• **EXERCISE INSTRUCTIONS**: Would you copy every line of the listing below that includes the word "JSON"?
::: RECORDS SUPPLIED :::
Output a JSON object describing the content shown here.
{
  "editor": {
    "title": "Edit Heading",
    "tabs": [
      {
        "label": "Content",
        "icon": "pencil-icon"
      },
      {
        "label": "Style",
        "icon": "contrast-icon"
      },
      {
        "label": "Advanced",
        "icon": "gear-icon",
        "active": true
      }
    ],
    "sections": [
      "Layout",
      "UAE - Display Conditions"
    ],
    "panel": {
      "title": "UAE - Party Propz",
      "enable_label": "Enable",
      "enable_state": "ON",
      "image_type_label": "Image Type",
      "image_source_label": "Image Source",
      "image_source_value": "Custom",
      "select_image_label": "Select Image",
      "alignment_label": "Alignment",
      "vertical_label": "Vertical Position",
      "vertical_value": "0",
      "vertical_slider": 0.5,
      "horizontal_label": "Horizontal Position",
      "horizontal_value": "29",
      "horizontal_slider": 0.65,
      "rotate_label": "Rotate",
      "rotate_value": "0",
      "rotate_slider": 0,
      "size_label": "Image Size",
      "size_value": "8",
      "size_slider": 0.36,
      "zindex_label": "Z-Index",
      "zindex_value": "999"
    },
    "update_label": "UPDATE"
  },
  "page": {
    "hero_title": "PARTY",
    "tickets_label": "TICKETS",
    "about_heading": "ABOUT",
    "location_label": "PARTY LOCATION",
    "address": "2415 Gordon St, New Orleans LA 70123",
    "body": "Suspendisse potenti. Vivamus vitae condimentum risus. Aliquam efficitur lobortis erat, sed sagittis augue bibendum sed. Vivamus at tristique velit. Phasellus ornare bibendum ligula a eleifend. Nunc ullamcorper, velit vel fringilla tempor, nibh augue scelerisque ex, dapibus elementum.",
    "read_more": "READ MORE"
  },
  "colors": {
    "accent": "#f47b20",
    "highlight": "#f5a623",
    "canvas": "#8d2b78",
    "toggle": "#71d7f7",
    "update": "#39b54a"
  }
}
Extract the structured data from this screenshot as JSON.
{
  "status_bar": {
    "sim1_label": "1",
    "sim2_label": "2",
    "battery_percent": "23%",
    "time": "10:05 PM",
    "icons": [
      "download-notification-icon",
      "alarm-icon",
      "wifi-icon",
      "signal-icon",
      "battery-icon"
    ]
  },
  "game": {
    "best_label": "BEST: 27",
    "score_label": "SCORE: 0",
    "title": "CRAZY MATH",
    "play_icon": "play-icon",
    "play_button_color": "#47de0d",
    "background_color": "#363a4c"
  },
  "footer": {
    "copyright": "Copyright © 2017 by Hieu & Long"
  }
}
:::
• **RESPONSE**:
Output a JSON object describing the content shown here.
Extract the structured data from this screenshot as JSON.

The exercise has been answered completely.